- **Instructions for the task**
Read the records below and report each line in which "Utility" occurs.

(App and web page records)
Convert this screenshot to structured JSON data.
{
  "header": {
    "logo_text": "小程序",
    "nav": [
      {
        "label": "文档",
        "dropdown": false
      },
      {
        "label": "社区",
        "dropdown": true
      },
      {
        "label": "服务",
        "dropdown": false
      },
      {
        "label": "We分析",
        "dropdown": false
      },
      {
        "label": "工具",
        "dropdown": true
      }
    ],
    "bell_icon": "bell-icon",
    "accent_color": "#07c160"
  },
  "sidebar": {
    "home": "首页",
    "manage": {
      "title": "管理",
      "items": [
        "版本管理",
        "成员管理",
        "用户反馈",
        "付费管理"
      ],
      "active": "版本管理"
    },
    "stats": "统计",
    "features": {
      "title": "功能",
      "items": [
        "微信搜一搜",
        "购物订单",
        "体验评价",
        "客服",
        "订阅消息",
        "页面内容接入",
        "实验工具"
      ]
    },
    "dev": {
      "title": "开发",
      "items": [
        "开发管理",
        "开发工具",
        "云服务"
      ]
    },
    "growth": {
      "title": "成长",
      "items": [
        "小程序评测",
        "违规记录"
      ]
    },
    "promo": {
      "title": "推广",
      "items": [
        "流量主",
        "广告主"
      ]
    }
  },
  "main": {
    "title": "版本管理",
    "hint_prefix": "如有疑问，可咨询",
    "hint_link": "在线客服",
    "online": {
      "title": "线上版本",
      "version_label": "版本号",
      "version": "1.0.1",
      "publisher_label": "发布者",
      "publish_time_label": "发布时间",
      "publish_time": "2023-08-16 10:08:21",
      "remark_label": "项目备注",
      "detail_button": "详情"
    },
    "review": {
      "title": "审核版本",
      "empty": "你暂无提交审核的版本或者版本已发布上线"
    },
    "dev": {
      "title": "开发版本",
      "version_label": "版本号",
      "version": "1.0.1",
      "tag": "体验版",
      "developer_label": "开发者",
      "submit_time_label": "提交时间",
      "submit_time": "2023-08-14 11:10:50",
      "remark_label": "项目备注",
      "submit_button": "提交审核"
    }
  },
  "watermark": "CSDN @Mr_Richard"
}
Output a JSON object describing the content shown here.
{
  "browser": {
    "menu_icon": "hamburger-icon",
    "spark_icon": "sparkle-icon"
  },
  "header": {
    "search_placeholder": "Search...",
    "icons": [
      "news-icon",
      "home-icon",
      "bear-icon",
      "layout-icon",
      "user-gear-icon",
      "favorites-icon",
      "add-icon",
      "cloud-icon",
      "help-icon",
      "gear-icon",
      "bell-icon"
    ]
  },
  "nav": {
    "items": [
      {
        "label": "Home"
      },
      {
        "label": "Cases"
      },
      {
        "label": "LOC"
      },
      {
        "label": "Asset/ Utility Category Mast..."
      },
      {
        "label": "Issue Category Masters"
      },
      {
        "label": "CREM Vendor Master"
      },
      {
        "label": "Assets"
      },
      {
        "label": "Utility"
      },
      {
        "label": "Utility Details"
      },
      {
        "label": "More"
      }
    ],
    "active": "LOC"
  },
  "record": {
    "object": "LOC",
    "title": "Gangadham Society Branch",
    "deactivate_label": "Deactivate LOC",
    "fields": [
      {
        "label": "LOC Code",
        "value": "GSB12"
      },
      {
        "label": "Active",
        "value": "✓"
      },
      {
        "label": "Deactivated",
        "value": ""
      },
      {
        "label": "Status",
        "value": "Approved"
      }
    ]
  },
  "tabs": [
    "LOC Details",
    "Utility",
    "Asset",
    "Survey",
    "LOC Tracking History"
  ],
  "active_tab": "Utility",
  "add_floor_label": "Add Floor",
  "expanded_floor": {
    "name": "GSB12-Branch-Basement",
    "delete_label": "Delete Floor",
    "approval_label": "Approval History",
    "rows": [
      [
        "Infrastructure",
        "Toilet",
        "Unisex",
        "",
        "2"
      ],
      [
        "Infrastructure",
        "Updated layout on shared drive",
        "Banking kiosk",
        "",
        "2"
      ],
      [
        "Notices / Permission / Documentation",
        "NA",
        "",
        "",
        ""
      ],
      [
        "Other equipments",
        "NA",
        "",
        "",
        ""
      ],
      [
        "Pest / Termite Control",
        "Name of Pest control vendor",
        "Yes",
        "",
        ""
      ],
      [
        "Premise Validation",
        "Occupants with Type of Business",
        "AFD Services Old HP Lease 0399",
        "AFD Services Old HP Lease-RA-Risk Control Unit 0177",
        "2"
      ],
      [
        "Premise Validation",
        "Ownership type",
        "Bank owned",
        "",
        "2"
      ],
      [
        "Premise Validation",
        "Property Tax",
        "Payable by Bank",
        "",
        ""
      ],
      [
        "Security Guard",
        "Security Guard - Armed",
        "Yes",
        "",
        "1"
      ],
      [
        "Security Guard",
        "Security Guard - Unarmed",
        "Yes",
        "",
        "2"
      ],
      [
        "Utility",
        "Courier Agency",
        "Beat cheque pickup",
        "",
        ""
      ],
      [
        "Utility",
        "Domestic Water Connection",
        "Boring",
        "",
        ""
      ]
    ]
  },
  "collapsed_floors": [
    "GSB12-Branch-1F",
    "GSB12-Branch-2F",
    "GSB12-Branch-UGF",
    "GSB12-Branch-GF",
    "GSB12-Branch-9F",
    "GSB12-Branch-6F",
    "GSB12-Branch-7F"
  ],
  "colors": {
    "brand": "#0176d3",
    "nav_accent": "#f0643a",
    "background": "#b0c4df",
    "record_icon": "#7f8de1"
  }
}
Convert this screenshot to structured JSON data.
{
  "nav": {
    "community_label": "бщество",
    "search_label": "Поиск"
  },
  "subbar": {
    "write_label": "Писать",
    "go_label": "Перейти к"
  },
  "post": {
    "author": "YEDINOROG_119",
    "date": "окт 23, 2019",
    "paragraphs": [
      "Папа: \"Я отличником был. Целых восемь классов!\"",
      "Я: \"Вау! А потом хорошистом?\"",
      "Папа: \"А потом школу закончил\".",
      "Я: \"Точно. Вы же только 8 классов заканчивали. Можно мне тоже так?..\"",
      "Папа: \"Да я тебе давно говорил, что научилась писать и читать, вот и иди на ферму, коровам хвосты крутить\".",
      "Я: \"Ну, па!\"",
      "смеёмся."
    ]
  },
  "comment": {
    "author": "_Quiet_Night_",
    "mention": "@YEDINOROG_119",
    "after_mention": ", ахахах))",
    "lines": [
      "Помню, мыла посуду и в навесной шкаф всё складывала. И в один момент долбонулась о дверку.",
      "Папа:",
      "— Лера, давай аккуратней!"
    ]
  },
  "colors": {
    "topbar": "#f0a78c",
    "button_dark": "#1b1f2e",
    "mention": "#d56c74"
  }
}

- **Exercise answer**
        "label": "Asset/ Utility Category Mast..."
        "label": "Utility"
        "label": "Utility Details"
    "Utility",
  "active_tab": "Utility",
        "Utility",
        "Utility",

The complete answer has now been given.